But there is “Aling Minda” whom can you can call or text for practically almost anything…and then she will send it through the next boat trip to the island. She is a caretaker of one of the vacation houses near Dawal; Beach Resort and can be contacted through her cell phone 09393233459. Even the car park, boats and the overnight light were courtesy of Aling Minda.

The food and the company @ Potipot Island_bueno

4. Swimming gears and don’t forget the sun block

It pays to bring swim gears such as goggles, snorkels, body boards, floaters, especially if you have children, along with you. Daniz the “mermaid” will only come out of the water during mealtime. In one point, we noticed a commotion near the shore…a group of people is pointing to someone near the borderline (safe point to swim). Who else will it be but Daniz,..we assured them that she’s okay…that she can swim. Whewww…
The Merdaid @ Potipot Island_buenoThe Mermaid taking a nap @ Potipot Island_afHungry Mermaid @ Potipot Island_bueno

5. Camera

Camera cell phone. digital camera, DSLR…it does not matter. Just be ready to shoot and click the scene that unfolds before your very eyes.

  • Stunning sunset at the island

Words are not enough to describe the setting of the sun and the feeling that it brings me…so I hope the pictures below are enough to say it for me.

Stunning sunset of Potipot Island_bueno af

Stunning sunset of Potipot Island_vibrant afStunning sunset of Potipot Island_vibrant af

Stunning sunset of Potipot Island_vibrant

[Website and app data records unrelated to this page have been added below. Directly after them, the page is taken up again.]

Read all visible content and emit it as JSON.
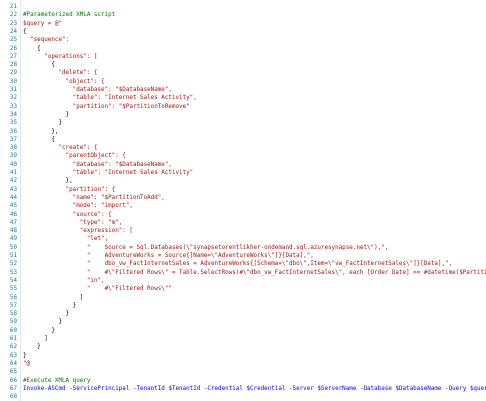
{
  "editor": {
    "line_numbers": [
      "21",
      "22",
      "23",
      "24",
      "25",
      "26",
      "27",
      "28",
      "29",
      "30",
      "31",
      "32",
      "33",
      "34",
      "35",
      "36",
      "37",
      "38",
      "39",
      "40",
      "41",
      "42",
      "43",
      "44",
      "45",
      "46",
      "47",
      "48",
      "49",
      "50",
      "51",
      "52",
      "53",
      "54",
      "55",
      "56",
      "57",
      "58",
      "59",
      "60",
      "61",
      "62",
      "63",
      "64",
      "65",
      "66",
      "67",
      "68"
    ],
    "lines": [
      "",
      "#Parameterized XMLA script",
      "$query = @\"",
      "{",
      "  \"sequence\":",
      "    {",
      "      \"operations\": [",
      "        {",
      "          \"delete\": {",
      "            \"object\": {",
      "              \"database\": \"$DatabaseName\",",
      "              \"table\": \"Internet Sales Activity\",",
      "              \"partition\": \"$PartitionToRemove\"",
      "            }",
      "          }",
      "        },",
      "        {",
      "          \"create\": {",
      "            \"parentObject\": {",
      "              \"database\": \"$DatabaseName\",",
      "              \"table\": \"Internet Sales Activity\"",
      "            },",
      "            \"partition\": {",
      "              \"name\": \"$PartitionToAdd\",",
      "              \"mode\": \"import\",",
      "              \"source\": {",
      "                \"type\": \"m\",",
      "                \"expression\": [",
      "                  \"let\",",
      "                  \"    Source = Sql.Databases(\\\"synapsetorentlikher-ondemand.sql.azuresynapse.net\\\"),\",",
      "                  \"    AdventureWorks = Source{[Name=\\\"AdventureWorks\\\"]}[Data],\",",
      "                  \"    dbo_vw_FactInternetSales = AdventureWorks{[Schema=\\\"dbo\\\",Item=\\\"vw_FactInternetSales\\\"]}[Data],\",",
      "                  \"    #\\\"Filtered Rows\\\" = Table.SelectRows(#\\\"dbo_vw_FactInternetSales\\\", each [Order Date] >= #datetime($PartitionToAdd",
      "                  \"in\",",
      "                  \"    #\\\"Filtered Rows\\\"\"",
      "                ]",
      "              }",
      "            }",
      "          }",
      "        }",
      "      ]",
      "    }",
      "}",
      "\"@",
      "",
      "#Execute XMLA query",
      "Invoke-ASCmd -ServicePrincipal -TenantId $TenantId -Credential $Credential -Server $ServerName -Database $DatabaseName -Query $query",
      ""
    ]
  }
}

Stunning sunset of Potipot Island_vibrant af

  • Beautiful sunrise

I woke up before the sun rises and saw my husband and my “mermaid” daughter already enjoying a morning swim.

Beatiful sunrise of Potipot Island_buenoBeatiful sunrise of Potipot Island_bueno  Beatiful sunrise of Potipot Island_bueno

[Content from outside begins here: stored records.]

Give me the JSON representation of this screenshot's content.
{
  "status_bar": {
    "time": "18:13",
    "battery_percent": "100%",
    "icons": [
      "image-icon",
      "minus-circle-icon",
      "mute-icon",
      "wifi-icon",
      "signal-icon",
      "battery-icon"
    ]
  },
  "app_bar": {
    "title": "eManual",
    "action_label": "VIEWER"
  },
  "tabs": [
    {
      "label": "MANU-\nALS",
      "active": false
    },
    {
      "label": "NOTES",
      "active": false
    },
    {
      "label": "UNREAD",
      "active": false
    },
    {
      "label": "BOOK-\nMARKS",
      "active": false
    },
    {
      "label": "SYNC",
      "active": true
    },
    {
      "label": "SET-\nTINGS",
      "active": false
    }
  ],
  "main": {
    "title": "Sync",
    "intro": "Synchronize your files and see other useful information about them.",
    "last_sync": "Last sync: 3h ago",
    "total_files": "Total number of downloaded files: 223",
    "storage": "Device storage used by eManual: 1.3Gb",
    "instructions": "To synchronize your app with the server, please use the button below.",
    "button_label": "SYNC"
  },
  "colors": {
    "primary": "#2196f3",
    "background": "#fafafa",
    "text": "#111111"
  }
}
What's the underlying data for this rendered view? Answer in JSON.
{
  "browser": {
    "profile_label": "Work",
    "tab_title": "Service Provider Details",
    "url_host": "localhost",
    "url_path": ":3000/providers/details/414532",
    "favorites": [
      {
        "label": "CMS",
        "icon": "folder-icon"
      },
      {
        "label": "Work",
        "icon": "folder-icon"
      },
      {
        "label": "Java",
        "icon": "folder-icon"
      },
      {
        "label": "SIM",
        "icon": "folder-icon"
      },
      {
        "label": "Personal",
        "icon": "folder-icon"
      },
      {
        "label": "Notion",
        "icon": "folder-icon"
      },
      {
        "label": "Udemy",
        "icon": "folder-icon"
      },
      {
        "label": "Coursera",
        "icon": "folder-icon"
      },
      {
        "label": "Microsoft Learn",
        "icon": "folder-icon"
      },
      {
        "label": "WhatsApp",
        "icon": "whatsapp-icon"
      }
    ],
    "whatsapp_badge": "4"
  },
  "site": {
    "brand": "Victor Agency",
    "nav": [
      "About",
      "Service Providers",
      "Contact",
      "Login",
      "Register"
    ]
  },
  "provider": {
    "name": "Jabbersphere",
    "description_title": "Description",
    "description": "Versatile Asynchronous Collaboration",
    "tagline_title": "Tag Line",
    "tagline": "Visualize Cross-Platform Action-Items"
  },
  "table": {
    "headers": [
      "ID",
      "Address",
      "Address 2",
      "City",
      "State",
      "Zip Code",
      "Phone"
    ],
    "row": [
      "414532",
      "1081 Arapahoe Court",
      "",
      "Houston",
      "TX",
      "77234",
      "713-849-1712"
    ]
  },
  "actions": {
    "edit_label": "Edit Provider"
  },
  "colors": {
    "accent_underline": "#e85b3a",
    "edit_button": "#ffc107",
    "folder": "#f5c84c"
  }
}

Beatiful sunrise of Potipot Island_bueno

Beatiful sunrise of Potipot Island_bueno

  • Other favorite snapshots of the island...

Boats drop-off and pick-up point @ Potipot Island
Boats drop-off and pick-up point
Night shot of the mainland shore @ Potipot Island
Night shot of the mainland shore
"The Early Riser" @ Potipot Island
"The Early Riser" (taken before sunrise...unknown girl)
The Bench @ Potipot Island
"The Bench" (basic accommodation at the island)
The Beach Bum @ Potipot Island
"The Beach Bum"
"It is Time..." @ Potipot Island
"It is Time..." (uwian na)

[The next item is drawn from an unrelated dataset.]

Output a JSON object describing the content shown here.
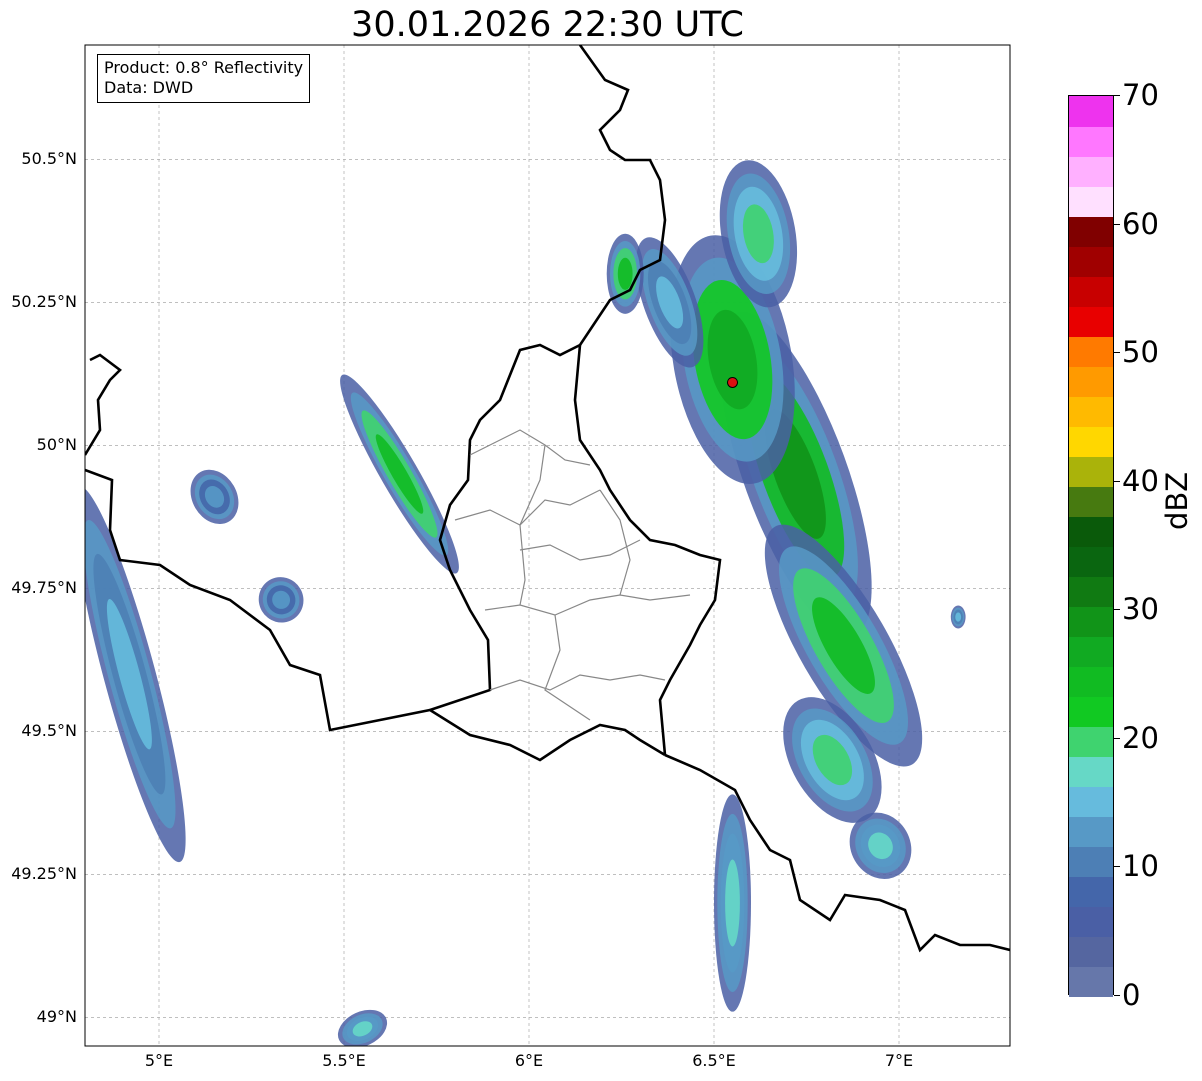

6. Walk around the island 

Explore the island leisurely by walking. It is about 1.37 kilometers, for 30 minutes.

Be by yourself for some solitude. Or with somebody you love for some quiet moments together. The best time to do it is in the afternoon to witness the setting of the sun on the other side of the island. The most photographed area, with the driftwood, can also be found on that part of the shore.

How to get there


By car
  • From Manila, take NLEX (North Luzon Expressway), then SCTEX (Subic-Clark-Tarlac Expressway) bound for Subic and take the interchange located between the Dau and Sta. Ines Exits of the NLEX and proceed to the SCTEx Clark Logistics Toll Plaza. When in Subic Freeport, take the Kalaklan Gate to Subic. Getting lost should never be a concern because Zambales has only one highway all the way up to the North, crossing all towns of Subic, Castillejos, San Marcelino, San Narciso, San Felipe, Cabangan, Botolan, Iba. From Iba, head for Masinloc and take GOVIC Highway towards Uacon, Candelaria.
  • “For those commuting, you can take the bus bound to Sta. Cruz, Zambales. This way, you alight directly at Dawal. Buses are available at Victory Liner in Espana and Caloocan. Last bus leaves at 11 pm. Our trip only took 5 hours so we were there around 4 am. If you're leaving on a Friday night, make sure to buy tickets early in the morning as there are a lot of passengers and seats are scarce (or there's none at all) if you buy in the evening. Ask the bus conductor to drop you off at Dawal Beach Resort.”